Data records for software interfaces:
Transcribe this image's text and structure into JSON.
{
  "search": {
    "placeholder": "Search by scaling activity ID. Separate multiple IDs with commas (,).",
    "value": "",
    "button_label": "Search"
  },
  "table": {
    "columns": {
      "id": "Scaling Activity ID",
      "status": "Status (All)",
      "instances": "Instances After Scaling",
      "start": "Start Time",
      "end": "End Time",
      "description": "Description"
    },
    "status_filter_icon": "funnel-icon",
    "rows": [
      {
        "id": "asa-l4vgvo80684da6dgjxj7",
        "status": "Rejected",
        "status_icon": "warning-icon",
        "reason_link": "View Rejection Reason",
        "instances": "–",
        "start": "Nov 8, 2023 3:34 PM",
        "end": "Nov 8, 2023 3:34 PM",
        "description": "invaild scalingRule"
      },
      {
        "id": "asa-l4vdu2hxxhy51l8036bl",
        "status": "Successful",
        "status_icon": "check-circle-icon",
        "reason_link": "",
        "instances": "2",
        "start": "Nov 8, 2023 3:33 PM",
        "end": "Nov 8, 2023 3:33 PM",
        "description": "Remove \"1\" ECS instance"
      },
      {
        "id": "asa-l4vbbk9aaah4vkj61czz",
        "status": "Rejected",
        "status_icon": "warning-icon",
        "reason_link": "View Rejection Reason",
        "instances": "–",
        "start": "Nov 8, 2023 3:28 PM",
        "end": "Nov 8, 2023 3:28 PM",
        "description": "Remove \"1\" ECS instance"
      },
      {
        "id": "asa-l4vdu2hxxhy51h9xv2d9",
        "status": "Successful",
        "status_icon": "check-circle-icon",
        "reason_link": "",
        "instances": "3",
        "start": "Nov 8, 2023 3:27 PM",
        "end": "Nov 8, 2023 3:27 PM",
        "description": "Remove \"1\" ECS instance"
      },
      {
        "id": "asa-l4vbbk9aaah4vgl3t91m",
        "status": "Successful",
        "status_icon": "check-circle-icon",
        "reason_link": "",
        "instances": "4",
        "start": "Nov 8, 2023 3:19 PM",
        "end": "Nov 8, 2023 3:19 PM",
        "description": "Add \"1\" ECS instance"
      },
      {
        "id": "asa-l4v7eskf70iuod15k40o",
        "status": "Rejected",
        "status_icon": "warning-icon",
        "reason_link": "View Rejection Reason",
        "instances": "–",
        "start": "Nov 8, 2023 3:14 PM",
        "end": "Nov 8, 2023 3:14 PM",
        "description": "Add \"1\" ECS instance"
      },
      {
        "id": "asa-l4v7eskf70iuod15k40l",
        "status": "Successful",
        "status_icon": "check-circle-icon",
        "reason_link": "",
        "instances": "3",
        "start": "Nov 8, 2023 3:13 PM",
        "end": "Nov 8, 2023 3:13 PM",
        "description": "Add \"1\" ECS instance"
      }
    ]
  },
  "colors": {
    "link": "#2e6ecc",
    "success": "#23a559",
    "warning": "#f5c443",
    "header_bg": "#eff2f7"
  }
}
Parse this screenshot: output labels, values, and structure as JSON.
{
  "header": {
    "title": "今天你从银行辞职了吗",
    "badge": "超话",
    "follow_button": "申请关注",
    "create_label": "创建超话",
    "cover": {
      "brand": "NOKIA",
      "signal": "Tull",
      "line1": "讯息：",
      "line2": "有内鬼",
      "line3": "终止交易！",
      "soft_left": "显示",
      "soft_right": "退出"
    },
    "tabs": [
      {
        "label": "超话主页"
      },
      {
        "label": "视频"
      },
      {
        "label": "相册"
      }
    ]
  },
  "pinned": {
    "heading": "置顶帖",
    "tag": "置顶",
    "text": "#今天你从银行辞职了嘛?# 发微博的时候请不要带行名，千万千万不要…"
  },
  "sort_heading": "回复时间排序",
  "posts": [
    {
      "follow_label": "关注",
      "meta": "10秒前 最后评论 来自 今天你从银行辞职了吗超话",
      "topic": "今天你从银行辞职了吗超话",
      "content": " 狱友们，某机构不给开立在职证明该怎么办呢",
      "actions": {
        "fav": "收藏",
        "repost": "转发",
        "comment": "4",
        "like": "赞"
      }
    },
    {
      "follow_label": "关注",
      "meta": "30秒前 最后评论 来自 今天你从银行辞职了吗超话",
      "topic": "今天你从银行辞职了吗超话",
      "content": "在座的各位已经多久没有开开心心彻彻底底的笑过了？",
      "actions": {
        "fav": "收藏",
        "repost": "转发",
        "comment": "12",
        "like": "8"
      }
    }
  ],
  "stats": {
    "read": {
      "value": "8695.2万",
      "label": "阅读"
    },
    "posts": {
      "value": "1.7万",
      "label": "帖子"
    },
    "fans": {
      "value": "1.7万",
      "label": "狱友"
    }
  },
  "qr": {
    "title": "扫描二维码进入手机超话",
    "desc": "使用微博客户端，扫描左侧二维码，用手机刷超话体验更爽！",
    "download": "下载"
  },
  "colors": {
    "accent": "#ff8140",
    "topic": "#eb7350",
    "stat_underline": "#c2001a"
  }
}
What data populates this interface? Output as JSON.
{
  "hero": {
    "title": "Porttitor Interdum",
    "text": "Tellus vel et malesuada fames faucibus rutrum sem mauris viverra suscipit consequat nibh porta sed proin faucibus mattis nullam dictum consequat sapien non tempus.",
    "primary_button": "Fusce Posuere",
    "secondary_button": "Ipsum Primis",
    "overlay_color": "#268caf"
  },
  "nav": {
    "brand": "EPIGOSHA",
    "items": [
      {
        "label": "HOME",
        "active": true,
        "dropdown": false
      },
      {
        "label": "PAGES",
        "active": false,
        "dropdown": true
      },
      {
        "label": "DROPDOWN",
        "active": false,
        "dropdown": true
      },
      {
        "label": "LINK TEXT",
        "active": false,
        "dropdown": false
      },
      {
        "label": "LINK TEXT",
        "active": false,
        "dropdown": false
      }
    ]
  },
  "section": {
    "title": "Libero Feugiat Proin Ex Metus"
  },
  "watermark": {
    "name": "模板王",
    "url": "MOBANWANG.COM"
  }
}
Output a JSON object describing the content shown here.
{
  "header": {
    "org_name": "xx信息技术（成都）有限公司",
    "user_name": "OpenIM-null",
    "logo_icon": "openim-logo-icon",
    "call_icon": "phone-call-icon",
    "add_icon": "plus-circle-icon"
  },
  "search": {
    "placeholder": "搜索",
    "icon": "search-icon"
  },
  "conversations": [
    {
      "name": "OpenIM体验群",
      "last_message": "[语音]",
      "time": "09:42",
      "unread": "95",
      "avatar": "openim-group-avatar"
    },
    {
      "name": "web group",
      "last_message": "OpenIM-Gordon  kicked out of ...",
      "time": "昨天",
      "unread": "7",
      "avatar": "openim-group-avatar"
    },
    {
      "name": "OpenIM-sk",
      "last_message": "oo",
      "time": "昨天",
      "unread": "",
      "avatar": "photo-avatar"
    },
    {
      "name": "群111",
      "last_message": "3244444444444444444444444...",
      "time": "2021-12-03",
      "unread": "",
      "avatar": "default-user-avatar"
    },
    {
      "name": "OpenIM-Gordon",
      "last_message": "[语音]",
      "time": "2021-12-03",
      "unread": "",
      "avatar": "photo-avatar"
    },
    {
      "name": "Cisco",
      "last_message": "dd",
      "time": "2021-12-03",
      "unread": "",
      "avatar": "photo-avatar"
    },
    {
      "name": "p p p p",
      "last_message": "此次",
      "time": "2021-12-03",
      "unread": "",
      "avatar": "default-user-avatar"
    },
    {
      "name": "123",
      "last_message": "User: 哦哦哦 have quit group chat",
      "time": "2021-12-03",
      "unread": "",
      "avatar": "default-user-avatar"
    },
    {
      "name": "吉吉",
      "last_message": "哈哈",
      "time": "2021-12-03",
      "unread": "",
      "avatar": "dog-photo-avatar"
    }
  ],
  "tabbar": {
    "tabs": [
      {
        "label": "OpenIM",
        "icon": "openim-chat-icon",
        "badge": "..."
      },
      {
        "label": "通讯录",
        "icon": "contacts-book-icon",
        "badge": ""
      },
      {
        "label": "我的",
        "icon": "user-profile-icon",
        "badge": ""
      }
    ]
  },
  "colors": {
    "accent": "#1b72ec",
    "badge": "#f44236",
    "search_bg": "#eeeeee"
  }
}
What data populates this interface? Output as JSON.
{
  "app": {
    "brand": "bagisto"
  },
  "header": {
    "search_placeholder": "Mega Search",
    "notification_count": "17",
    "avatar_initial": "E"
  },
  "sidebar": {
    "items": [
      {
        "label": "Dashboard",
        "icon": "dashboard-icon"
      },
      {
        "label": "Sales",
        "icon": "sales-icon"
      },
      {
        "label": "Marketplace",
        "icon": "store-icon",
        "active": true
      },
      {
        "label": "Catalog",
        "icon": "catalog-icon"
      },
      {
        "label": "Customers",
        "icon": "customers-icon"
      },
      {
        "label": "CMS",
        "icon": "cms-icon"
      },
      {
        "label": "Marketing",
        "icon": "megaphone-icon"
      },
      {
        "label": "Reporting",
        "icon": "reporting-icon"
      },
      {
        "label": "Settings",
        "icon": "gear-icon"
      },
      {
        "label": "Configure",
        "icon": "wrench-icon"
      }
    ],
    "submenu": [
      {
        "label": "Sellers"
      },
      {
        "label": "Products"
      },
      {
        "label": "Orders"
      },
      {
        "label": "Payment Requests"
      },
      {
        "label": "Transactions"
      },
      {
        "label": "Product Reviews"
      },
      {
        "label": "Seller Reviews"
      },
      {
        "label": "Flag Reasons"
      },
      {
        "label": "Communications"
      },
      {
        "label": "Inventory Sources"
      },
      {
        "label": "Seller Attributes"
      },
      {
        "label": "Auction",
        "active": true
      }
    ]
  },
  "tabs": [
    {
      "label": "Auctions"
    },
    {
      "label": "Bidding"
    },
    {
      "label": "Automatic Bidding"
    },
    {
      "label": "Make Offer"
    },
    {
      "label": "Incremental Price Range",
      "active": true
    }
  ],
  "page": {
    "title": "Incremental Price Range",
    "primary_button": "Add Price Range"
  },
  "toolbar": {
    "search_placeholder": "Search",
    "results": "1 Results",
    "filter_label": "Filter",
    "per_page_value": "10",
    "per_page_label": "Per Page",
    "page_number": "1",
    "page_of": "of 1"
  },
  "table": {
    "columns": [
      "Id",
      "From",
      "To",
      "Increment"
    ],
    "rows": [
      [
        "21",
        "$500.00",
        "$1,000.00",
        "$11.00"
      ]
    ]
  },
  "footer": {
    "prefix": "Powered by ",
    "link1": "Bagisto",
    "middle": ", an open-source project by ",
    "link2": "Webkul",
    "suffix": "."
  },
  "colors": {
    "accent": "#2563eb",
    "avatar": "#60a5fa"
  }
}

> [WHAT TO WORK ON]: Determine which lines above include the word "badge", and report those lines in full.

> [FINAL ANSWER]:
    "badge": "超话",
        "badge": "..."
        "badge": ""
        "badge": ""
    "badge": "#f44236",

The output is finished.